William T. Mason, Norfolk civil rights attorney

Mason
March 5, 2008

Listen to an audio recording of a two-part oral history interview of Norfolk attorney William T. Mason, or read the transcripts (March 5, 2008 and March 12, 2008):


March 5, 2008


March 12, 2008

Mason was interviewed by Dr. Cassandra Newby-Alexander, Professor of History at the Norfolk State University, at the offices of the Robinson Law Group in Norfolk.

In the first interview, Mason talks about his family’s roots in Trinidad and Pennsylvania, his childhood growing up in Norfolk and New York City, and his education at Virginia Union University in Richmond, Colby College in Maine, and Howard University Law School. He recalls his father’s work as an insurance salesman and real estate broker in Norfolk and his mother’s career as a social worker and her volunteer work to improve housing and education in segregated Norfolk, which included work for the National Council of Negro Women in New York and Virginia, her work organizing the Women’s Interracial Council in Norfolk, her efforts to bring attention to the housing shortage in Norfolk after World War II, and her work to support students when the Norfolk schools were closed due to massive resistance.
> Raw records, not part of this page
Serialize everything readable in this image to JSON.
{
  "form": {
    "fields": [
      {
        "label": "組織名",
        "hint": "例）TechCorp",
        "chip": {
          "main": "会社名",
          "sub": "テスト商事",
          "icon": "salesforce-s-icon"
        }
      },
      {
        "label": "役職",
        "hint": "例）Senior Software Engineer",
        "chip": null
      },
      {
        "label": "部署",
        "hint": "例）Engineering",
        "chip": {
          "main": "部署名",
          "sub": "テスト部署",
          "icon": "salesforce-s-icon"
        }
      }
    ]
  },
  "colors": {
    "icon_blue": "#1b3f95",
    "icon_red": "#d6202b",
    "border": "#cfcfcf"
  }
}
Mason also reflects on working with civil rights attorney Oliver Hill and others in the Norfolk area during the 1940s. Toward the end of the interview, he discusses the context of his appointment as an attorney in the office of the U.S. Attorney’s Office for the Eastern District of Virginia and his work there, which included school desegregation cases. He concludes the interview by talking about attorneys Leonard W. Holt, E.A. Dawley, and Joseph A. Jordan, civil rights litigation in Norfolk during the 1970s and 1980s, and his relationship with Norfolk State University President Lyman Beecher Brooks.